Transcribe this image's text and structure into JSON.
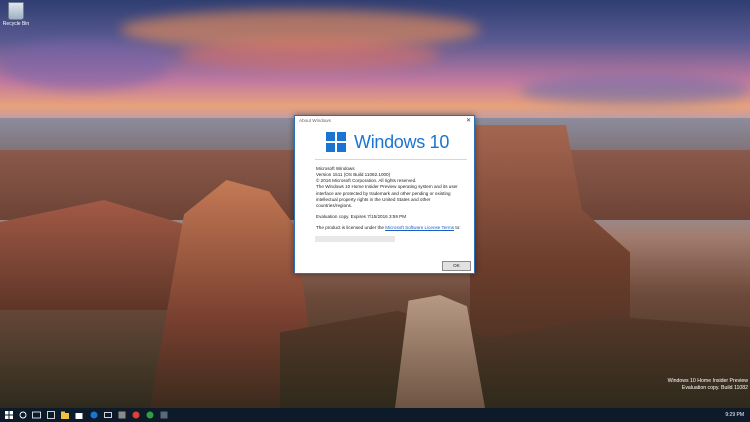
{
  "desktop": {
    "icons": [
      {
        "label": "Recycle Bin"
      }
    ],
    "watermark": {
      "line1": "Windows 10 Home Insider Preview",
      "line2": "Evaluation copy. Build 11082"
    }
  },
  "dialog": {
    "title": "About Windows",
    "logo_text": "Windows 10",
    "lines": {
      "product": "Microsoft Windows",
      "version": "Version 1511 (OS Build 11082.1000)",
      "copyright": "© 2016 Microsoft Corporation. All rights reserved.",
      "description": "The Windows 10 Home Insider Preview operating system and its user interface are protected by trademark and other pending or existing intellectual property rights in the United States and other countries/regions.",
      "expiry": "Evaluation copy. Expires 7/15/2016 3:59 PM",
      "license_prefix": "The product is licensed under the",
      "license_link": "Microsoft Software License Terms",
      "license_suffix": "to:"
    },
    "ok_label": "OK",
    "close_glyph": "✕"
  },
  "taskbar": {
    "clock": "9:29 PM",
    "colors": {
      "bg": "#0c1a2a",
      "accent": "#1a75d2"
    }
  }
}
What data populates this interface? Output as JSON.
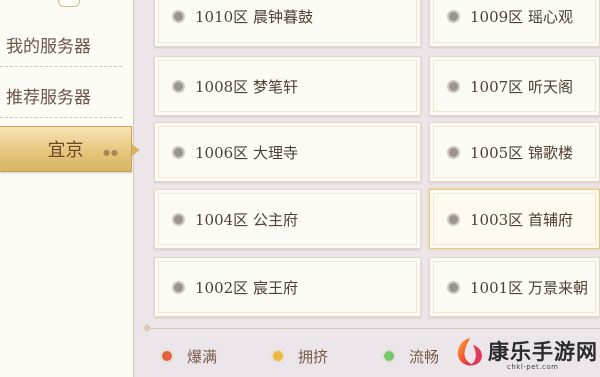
{
  "sidebar": {
    "items": [
      {
        "label": "我的服务器"
      },
      {
        "label": "推荐服务器"
      },
      {
        "label": "宜京",
        "active": true
      }
    ]
  },
  "servers": [
    {
      "label": "1010区 晨钟暮鼓",
      "status": "maintenance"
    },
    {
      "label": "1009区 瑶心观",
      "status": "maintenance"
    },
    {
      "label": "1008区 梦笔轩",
      "status": "maintenance"
    },
    {
      "label": "1007区 听天阁",
      "status": "maintenance"
    },
    {
      "label": "1006区 大理寺",
      "status": "maintenance"
    },
    {
      "label": "1005区 锦歌楼",
      "status": "maintenance"
    },
    {
      "label": "1004区 公主府",
      "status": "maintenance"
    },
    {
      "label": "1003区 首辅府",
      "status": "maintenance",
      "selected": true
    },
    {
      "label": "1002区 宸王府",
      "status": "maintenance"
    },
    {
      "label": "1001区 万景来朝",
      "status": "maintenance"
    }
  ],
  "legend": [
    {
      "label": "爆满",
      "color": "#e0623e"
    },
    {
      "label": "拥挤",
      "color": "#eeb83c"
    },
    {
      "label": "流畅",
      "color": "#73c86a"
    }
  ],
  "status_colors": {
    "maintenance": "#9c958f"
  },
  "watermark": {
    "title": "康乐手游网",
    "subtitle": "chkl-pet.com"
  }
}
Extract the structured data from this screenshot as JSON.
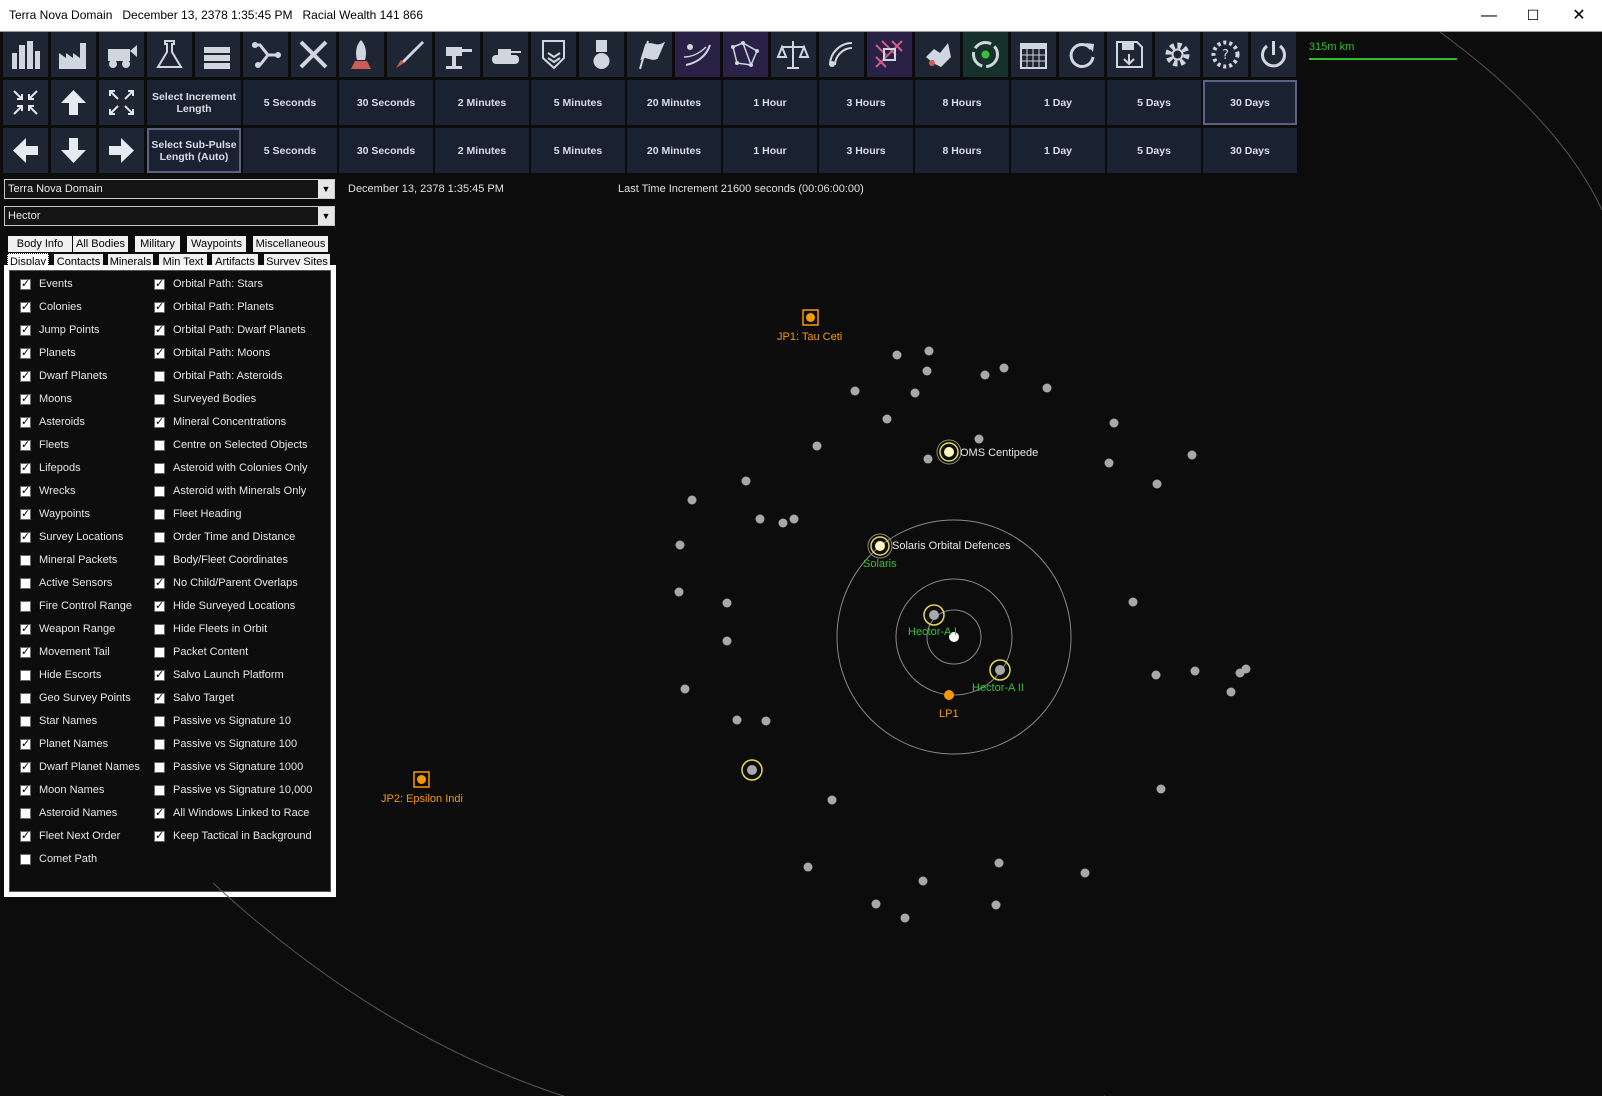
{
  "window": {
    "title": "Terra Nova Domain   December 13, 2378 1:35:45 PM   Racial Wealth 141 866",
    "minimize": "—",
    "maximize": "☐",
    "close": "✕"
  },
  "toolbar": {
    "icons": [
      "population-icon",
      "industry-icon",
      "mining-icon",
      "research-icon",
      "wealth-icon",
      "ship-design-icon",
      "repair-icon",
      "shipyard-icon",
      "missile-icon",
      "ground-unit-icon",
      "ground-forces-icon",
      "commanders-icon",
      "medals-icon",
      "race-flag-icon",
      "system-view-icon",
      "galactic-map-icon",
      "diplomacy-icon",
      "intelligence-icon",
      "technology-icon",
      "xenoarchaeology-icon",
      "recycle-icon",
      "calendar-icon",
      "refresh-icon",
      "save-icon",
      "settings-icon",
      "sm-mode-icon",
      "power-icon"
    ]
  },
  "increments": {
    "select_label": "Select Increment Length",
    "items": [
      "5 Seconds",
      "30 Seconds",
      "2 Minutes",
      "5 Minutes",
      "20 Minutes",
      "1 Hour",
      "3 Hours",
      "8 Hours",
      "1 Day",
      "5 Days",
      "30 Days"
    ],
    "selected": "30 Days"
  },
  "subpulse": {
    "select_label": "Select Sub-Pulse Length (Auto)",
    "items": [
      "5 Seconds",
      "30 Seconds",
      "2 Minutes",
      "5 Minutes",
      "20 Minutes",
      "1 Hour",
      "3 Hours",
      "8 Hours",
      "1 Day",
      "5 Days",
      "30 Days"
    ]
  },
  "race_select": {
    "value": "Terra Nova Domain"
  },
  "system_select": {
    "value": "Hector"
  },
  "tabs_row1": [
    "Body Info",
    "All Bodies",
    "Military",
    "Waypoints",
    "Miscellaneous"
  ],
  "tabs_row2": [
    "Display",
    "Contacts",
    "Minerals",
    "Min Text",
    "Artifacts",
    "Survey Sites"
  ],
  "active_tab": "Display",
  "display_options": {
    "left": [
      {
        "label": "Events",
        "checked": true
      },
      {
        "label": "Colonies",
        "checked": true
      },
      {
        "label": "Jump Points",
        "checked": true
      },
      {
        "label": "Planets",
        "checked": true
      },
      {
        "label": "Dwarf Planets",
        "checked": true
      },
      {
        "label": "Moons",
        "checked": true
      },
      {
        "label": "Asteroids",
        "checked": true
      },
      {
        "label": "Fleets",
        "checked": true
      },
      {
        "label": "Lifepods",
        "checked": true
      },
      {
        "label": "Wrecks",
        "checked": true
      },
      {
        "label": "Waypoints",
        "checked": true
      },
      {
        "label": "Survey Locations",
        "checked": true
      },
      {
        "label": "Mineral Packets",
        "checked": false
      },
      {
        "label": "Active Sensors",
        "checked": false
      },
      {
        "label": "Fire Control Range",
        "checked": false
      },
      {
        "label": "Weapon Range",
        "checked": true
      },
      {
        "label": "Movement Tail",
        "checked": true
      },
      {
        "label": "Hide Escorts",
        "checked": false
      },
      {
        "label": "Geo Survey Points",
        "checked": false
      },
      {
        "label": "Star Names",
        "checked": false
      },
      {
        "label": "Planet Names",
        "checked": true
      },
      {
        "label": "Dwarf Planet Names",
        "checked": true
      },
      {
        "label": "Moon Names",
        "checked": true
      },
      {
        "label": "Asteroid Names",
        "checked": false
      },
      {
        "label": "Fleet Next Order",
        "checked": true
      },
      {
        "label": "Comet Path",
        "checked": false
      }
    ],
    "right": [
      {
        "label": "Orbital Path: Stars",
        "checked": true
      },
      {
        "label": "Orbital Path: Planets",
        "checked": true
      },
      {
        "label": "Orbital Path: Dwarf Planets",
        "checked": true
      },
      {
        "label": "Orbital Path: Moons",
        "checked": true
      },
      {
        "label": "Orbital Path: Asteroids",
        "checked": false
      },
      {
        "label": "Surveyed Bodies",
        "checked": false
      },
      {
        "label": "Mineral Concentrations",
        "checked": true
      },
      {
        "label": "Centre on Selected Objects",
        "checked": false
      },
      {
        "label": "Asteroid with Colonies Only",
        "checked": false
      },
      {
        "label": "Asteroid with Minerals Only",
        "checked": false
      },
      {
        "label": "Fleet Heading",
        "checked": false
      },
      {
        "label": "Order Time and Distance",
        "checked": false
      },
      {
        "label": "Body/Fleet Coordinates",
        "checked": false
      },
      {
        "label": "No Child/Parent Overlaps",
        "checked": true
      },
      {
        "label": "Hide Surveyed Locations",
        "checked": true
      },
      {
        "label": "Hide Fleets in Orbit",
        "checked": false
      },
      {
        "label": "Packet Content",
        "checked": false
      },
      {
        "label": "Salvo Launch Platform",
        "checked": true
      },
      {
        "label": "Salvo Target",
        "checked": true
      },
      {
        "label": "Passive vs Signature 10",
        "checked": false
      },
      {
        "label": "Passive vs Signature 100",
        "checked": false
      },
      {
        "label": "Passive vs Signature 1000",
        "checked": false
      },
      {
        "label": "Passive vs Signature 10,000",
        "checked": false
      },
      {
        "label": "All Windows Linked to Race",
        "checked": true
      },
      {
        "label": "Keep Tactical in Background",
        "checked": true
      }
    ]
  },
  "status": {
    "date": "December 13, 2378 1:35:45 PM",
    "increment": "Last Time Increment 21600 seconds (00:06:00:00)"
  },
  "scale": {
    "label": "315m km"
  },
  "map_labels": {
    "jp1": "JP1: Tau Ceti",
    "jp2": "JP2: Epsilon Indi",
    "fleet1": "OMS Centipede",
    "fleet2": "Solaris Orbital Defences",
    "colony": "Solaris",
    "planet1": "Hector-A I",
    "planet2": "Hector-A II",
    "lp": "LP1"
  },
  "colors": {
    "jump_point": "#f59a00",
    "fleet_yellow": "#e8d84a",
    "colony_green": "#3bbf3b",
    "map_text": "#e6e6e6",
    "body_gray": "#a8a8a8"
  }
}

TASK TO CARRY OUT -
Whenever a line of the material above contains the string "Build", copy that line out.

FINISHED EXERCISE -
      "line2": "Evaluation copy. Build 11082"
      "version": "Version 1511 (OS Build 11082.1000)",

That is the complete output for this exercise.